hello. so let me get to the point here. the model I have made in Blender does not have any non-manifold issues. I followed your tutorial and no doubles showed up. especially since when I was in edit mode, I selected the vertex and moved it, and there was no double there. but just in case, I ran non-manifold and no vertices were selected. it's weird, because I'm texturing the individual parts of my character, like the head, arms, etc since I've had general issues in the past exporting the character as an entire .obj into another program. also, it just looks better texturing the parts of the character individually. like the scarf, the forearms. etc. there's a pic of him attached. so far, the only successful thing that was textured was the head! that imported perfectly, but none of the other parts are and none of them have non-manifold issues!
so I'm really hoping that this one won't stump you, and there's still a way to export the parts of this model individually. thanks! hope to hear from you soon
Post by wikkidwidgets on Mar 22, 2011 2:31:20 GMT 1
As Monsieur Sanc has stated, best bet would be to let one of us old hats take a look for you. It isn't always a manifold issue that can cause import issue in Sculptris. There are certain types of Geometry that the current version likes to turns up it's nose at. You can use Sendspace as Sanc suggested or PM the file to either of us.
Post by wikkidwidgets on Mar 22, 2011 4:00:28 GMT 1
OK, you have one of 'those' geometries that the current version of Sculptris has a problem with. But it is a snap to fix. The issue is on both ends where you have a circular area coming to a singular point. For some reason the causes issue with Sculptris. Easy fix:
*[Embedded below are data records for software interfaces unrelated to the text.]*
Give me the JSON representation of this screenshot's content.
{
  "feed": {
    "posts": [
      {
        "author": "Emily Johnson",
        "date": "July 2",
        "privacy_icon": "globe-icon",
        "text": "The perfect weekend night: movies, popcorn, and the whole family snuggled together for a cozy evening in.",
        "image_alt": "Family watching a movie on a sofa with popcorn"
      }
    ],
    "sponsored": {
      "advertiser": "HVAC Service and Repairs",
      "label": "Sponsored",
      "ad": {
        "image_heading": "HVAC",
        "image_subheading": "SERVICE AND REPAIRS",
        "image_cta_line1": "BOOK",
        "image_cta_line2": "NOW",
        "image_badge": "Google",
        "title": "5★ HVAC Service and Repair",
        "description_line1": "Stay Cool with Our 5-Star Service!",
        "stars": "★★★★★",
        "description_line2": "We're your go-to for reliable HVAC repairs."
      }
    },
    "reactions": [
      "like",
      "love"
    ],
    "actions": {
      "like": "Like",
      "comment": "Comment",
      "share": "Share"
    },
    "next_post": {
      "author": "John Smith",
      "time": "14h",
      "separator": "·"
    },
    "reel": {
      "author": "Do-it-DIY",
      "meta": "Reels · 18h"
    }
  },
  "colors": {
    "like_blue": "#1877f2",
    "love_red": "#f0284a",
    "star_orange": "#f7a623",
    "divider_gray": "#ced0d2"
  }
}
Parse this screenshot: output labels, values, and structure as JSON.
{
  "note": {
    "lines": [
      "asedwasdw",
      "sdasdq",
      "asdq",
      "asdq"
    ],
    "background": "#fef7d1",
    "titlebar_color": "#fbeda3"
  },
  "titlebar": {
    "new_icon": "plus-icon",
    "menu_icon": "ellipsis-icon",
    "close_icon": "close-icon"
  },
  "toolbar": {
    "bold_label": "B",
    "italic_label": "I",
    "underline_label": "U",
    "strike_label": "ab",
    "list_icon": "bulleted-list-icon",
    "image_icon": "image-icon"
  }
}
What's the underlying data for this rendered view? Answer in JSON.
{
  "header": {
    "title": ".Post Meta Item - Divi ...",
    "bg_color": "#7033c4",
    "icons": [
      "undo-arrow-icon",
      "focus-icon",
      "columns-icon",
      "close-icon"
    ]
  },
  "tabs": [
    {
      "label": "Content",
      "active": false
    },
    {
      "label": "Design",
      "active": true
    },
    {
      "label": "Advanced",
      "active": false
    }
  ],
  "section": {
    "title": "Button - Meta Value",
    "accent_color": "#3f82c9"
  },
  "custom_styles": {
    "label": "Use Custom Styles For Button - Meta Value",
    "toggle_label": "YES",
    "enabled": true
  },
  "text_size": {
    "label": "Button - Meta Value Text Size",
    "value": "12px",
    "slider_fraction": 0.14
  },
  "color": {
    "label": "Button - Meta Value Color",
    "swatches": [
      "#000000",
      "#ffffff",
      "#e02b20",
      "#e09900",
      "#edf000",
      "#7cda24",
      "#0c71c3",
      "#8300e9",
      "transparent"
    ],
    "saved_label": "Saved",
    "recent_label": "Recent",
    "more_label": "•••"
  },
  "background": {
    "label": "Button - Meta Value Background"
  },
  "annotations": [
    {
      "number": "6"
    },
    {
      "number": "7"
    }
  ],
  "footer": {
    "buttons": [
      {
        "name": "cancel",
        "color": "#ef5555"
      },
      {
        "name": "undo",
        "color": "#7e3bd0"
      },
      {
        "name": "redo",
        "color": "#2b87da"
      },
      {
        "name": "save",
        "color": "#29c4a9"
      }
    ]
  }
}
Select the center-most point and delete it. Select all the vertices's around the hole you just created. Type [Shift+F] and Blender will fill the hole for you. You need to do this on both 'ends'. See the attached image.
well, that definitely worked. so thank you for that one fellas! so now I know how to fix the issue on cylinder-based shapes. but try this one sorry, I'm not trying to get you to fix my whole model, but there are certain shapes that are too organic, for lack of better terms, to be textured by simple procedural texturing.
Post by wikkidwidgets on Dec 9, 2013 7:15:00 GMT 1
Grab two of them. Hi for Scale, then hold down the [CTRL] key. That will cause them to 'scale' until the two vertices are at the same XYZ coordinates. Once you have that then hit the [W] key and Remove Doubles. (Makes those two vertices into one.) Effectively welding those points together.
Depending on where this tristar (hehe) sits, it doesn't have to be a problem. Ultimately it means the density of your polygons is changing from one section to another. This has to happen, if you have any complexity in your geometry. Ideally you have that on a location that has little tension, but you can try to offset where this change in density is happening to a more hidden place. In Lightwave I have a variety of approaches, while the most common used to be "Spin Quads". You examine the surrounding geometry for which edge should pass through this area differently and then pick the two polygons where the "edge flow" is interrupted and "Spin Quads", which really first merges the two polygons and then splits them between the next to vertexes counterclockwise (spun, so to say), maintaining quad polygons, of course. The other thing I do a lot more these days is to select three polygons that make a strip, meaning they are connected in a row and not like such a tristar, and then collapse them. That will create 8 triangles. Then I'd merge each 2 triangles that would make a quad again, looking for what edges should continue from where before this new set to where. It creates essentially just one more quad polygon for that area, slowly increasing the density of the geometry. Naturally, you can do all of that in blender without a problem, I'm sure, but I don't know the functions. I'm sure you'll find out.